July 19, 2004


Sorry for lack of posts. Been in Melbourne for work. Returning to Sydney yesterday was fun; we landed in 25-50 knot winds, which pitched the 767 all over the place. Sitting next to me was a Qantas pilot, who happily explained high-turbulence landing techniques as we were actually landing. The key: consistent momentum. My guess, that the pilot was using near full-throttle at some points on approach to "drive through" the turbulence, was corrected: he was sometimes running as high as three-quarter throttle, but only because the jet was maximum loaded and a high-drag landing set-up becomes even draggier with cross-winds and the like.

Perfect landing, by the way.

Posted by Tim Blair at July 19, 2004 03:44 AM

Glad you made it. Is the comments block for 'rumours repeated' missing or is AOL just giving me stick again?

Posted by: richard mcenroe at July 19, 2004 at 04:10 AM

Hmmm. Comments should be working on that post. Admin? Admin, are you there?

Posted by: tim at July 19, 2004 at 04:17 AM

It's probably AOL, Richard. I was just there myself.

Posted by: The Real JeffS at July 19, 2004 at 04:18 AM

BTW, tim, welcome back! Glad to see your landing was safe -- don't you just love turbulence?

And Andrea posted that she is using ancient equipment to access the INTERNET, so she might be a tad slow in responding.

Posted by: The Real JeffS at July 19, 2004 at 04:20 AM

I was assigned to the US Embassy in London when Clinton made his first visit to N. Ireland. During one of the early walk-throughs for the visit, the pilots of Air Force One and Marine One flew up to Belfast from London.

It was a fairly typical day for Belfast. We landed in 60 mph crosswinds with the pilots utterly white-knuckled. During the course of the first day, it rained, snowed, rained, bright with occasional clouds, hail, and sunny. With intermittent winds gusting during the day to close to 70 mph.

Both pilots said, and I quote, "Fuck it, he can walk."

They of course changed their minds, seeing that their boss was not up to walking on water, but they sure as hell had surface back-up for his side-trip to Londonderry.
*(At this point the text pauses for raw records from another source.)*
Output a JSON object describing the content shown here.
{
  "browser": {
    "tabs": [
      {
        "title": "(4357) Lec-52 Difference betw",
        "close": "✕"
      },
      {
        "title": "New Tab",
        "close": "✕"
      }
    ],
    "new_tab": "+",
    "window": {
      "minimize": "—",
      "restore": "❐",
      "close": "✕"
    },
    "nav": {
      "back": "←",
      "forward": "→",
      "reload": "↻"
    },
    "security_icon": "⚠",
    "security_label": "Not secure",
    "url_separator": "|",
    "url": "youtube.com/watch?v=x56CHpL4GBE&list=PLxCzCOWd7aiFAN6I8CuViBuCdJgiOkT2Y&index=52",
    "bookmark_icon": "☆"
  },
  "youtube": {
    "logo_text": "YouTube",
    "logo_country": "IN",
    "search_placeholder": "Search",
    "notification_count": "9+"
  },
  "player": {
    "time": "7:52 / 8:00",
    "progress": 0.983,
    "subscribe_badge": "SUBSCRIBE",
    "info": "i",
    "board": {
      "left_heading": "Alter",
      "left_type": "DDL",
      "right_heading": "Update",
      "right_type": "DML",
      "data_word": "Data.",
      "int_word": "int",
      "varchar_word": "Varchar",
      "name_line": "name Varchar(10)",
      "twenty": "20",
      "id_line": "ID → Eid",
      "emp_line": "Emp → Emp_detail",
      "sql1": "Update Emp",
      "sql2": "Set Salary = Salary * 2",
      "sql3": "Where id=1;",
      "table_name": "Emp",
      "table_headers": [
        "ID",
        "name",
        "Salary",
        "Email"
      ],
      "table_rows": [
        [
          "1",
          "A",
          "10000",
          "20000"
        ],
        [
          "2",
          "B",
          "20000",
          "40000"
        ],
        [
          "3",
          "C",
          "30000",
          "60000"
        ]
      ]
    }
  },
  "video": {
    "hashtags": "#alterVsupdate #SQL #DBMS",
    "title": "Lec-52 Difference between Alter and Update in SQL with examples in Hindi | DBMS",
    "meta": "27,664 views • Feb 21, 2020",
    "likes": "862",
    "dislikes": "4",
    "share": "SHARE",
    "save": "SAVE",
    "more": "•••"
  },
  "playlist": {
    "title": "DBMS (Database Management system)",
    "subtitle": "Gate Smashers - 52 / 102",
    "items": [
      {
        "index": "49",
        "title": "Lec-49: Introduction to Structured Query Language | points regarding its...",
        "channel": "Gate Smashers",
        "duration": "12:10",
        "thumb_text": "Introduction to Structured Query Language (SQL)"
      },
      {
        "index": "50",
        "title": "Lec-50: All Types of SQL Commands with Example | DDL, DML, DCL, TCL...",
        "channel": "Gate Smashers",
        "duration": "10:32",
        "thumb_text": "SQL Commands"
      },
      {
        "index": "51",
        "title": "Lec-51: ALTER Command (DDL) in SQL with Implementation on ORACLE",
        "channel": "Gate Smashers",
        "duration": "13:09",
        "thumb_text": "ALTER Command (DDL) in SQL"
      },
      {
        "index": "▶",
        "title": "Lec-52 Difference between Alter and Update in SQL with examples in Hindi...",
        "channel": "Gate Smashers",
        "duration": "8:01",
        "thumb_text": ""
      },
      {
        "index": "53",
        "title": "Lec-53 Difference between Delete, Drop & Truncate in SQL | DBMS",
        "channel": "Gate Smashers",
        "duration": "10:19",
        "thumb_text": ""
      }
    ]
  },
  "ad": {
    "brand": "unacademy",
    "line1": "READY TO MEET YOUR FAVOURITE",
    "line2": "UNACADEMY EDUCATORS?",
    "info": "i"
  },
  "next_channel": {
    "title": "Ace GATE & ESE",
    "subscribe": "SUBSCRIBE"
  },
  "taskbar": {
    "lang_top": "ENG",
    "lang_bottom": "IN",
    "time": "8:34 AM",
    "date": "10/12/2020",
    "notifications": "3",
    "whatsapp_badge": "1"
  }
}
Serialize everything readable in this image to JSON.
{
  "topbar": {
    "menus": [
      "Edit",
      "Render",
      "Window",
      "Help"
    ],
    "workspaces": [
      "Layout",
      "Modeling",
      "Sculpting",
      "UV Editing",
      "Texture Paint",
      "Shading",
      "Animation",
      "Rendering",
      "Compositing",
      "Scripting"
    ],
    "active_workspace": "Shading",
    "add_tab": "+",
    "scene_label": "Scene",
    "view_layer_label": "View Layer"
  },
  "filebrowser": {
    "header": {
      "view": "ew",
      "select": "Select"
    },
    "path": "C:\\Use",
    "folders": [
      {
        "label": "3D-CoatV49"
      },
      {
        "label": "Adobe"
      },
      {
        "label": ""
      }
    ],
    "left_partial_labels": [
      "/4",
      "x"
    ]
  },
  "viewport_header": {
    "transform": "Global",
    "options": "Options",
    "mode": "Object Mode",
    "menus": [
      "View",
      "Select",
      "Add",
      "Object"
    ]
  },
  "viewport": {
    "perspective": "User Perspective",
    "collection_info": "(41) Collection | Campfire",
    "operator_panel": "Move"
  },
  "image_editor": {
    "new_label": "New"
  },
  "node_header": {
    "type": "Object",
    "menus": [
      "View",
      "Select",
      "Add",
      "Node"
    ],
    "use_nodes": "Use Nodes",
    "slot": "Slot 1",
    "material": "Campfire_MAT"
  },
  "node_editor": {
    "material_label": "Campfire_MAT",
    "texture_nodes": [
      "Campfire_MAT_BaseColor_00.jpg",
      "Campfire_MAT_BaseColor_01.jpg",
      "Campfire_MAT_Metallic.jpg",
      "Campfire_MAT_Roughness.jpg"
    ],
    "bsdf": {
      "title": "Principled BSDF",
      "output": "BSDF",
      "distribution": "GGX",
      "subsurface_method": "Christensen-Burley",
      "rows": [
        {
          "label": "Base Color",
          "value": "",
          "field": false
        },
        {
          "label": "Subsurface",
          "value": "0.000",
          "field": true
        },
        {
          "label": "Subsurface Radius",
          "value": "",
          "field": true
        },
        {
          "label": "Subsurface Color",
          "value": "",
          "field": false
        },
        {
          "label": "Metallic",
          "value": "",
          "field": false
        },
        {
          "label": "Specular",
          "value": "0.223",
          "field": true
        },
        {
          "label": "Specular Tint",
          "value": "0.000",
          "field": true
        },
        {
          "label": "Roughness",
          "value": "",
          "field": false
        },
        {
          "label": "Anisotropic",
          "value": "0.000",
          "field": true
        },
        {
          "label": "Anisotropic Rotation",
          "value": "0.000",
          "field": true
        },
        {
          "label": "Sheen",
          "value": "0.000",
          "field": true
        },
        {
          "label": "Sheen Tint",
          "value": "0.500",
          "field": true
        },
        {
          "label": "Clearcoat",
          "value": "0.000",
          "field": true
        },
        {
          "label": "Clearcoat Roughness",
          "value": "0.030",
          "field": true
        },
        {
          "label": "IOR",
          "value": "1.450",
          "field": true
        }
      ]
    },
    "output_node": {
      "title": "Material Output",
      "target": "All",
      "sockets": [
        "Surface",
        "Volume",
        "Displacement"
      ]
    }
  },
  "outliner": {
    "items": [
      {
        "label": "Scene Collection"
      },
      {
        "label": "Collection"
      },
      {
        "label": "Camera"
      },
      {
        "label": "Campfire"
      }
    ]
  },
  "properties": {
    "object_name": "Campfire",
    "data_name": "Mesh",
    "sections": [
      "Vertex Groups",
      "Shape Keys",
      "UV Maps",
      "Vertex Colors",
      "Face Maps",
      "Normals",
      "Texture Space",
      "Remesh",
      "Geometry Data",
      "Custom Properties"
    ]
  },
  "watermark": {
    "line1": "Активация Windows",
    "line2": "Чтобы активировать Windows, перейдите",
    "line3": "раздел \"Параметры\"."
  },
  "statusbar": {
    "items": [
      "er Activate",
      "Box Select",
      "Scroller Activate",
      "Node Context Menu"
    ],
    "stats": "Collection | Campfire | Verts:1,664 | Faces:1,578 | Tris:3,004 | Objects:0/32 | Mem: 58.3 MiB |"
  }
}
Posted by: Hatcher at July 19, 2004 at 04:26 AM


You are lucky, my husband's flight from LA to Sydney was redirected to Brisbaine Sunday morning. This is after flying from NY to LA to Sydney on his way to Perth. I feel sorry for him-I've done it, it sucks. Especially when you have 10 hours of turbulance...


Posted by: Ann at July 19, 2004 at 05:52 AM

A mate is a QQantas captain. He reckons overseas, automated landings are all the go, using GPS. Additionally they glide in, rather than here where we have the luxury and safety of powered landings.

So accurate are these automated landings, planes hit the deck in the exact same spot, creating a build-up of rubber around 6" or so.

To avoid these build-ups, slightly random navigation co-ords are thrown into the flight programs, in order to land either side of these rubber ridges. It seems manual landings in Australia are done for sentimental reasons. And because the union says so.

Posted by: jafa at July 19, 2004 at 06:54 AM

Crosswinds don't bother the flying. The airplane doesn't know it's a crosswind until the wheels hit. It's thought to be inelegant to put side loads on the wheels, so the pilot has to do something at the right moment, but that's the last moment. There are two schools of thought for light aircraft, without low-slung engines on the wings. Probably only one for heavies.

Posted by: Ron Hardin at July 19, 2004 at 06:58 AM


Posted by: Andrea Harris at July 19, 2004 at 08:31 AM

LOL Andrea..

Posted by: Toecutter at July 19, 2004 at 10:02 AM

Couldn't someone just scrape the rubber off the runway in between landings?

Posted by: ilibcc at July 19, 2004 at 12:34 PM

"A mate is a QQantas captain. He reckons overseas, automated landings are all the go, using GPS. Additionally they glide in, rather than here where we have the luxury and safety of powered landings."

Cat IIIb & c autolandings still require instrument landing systems (those antennae you see on approach). GPS isn't certified for that function yet, and may never, although it's been demonstrated using local differential systems. As far as gliding in is concerned, that's a load of crap. I can envision many pilots using the autoland function out of laziness, but no airline pilot of any nation would do a dead stick landing on purpose (i.e. with no power). Ask your Qantas buddy for a specific example.

Posted by: Tommy Shanks at July 19, 2004 at 12:40 PM

Tim must have flying Business Class. Qantas cabin crew very rarely fly pleb class.

Posted by: TN at July 19, 2004 at 02:53 PM

Tommy, this was a rave from ages ago and I may have got it wrong. From memory the 'gliding-in', overseas, (quite possibly the wrong term) was to do with noise issues. At any rate, I contacted him on posting and await a response.

Posted by: jafa at July 19, 2004 at 04:54 PM

Flying is the work of Satan.

Posted by: Mike Jericho at July 19, 2004 at 07:47 PM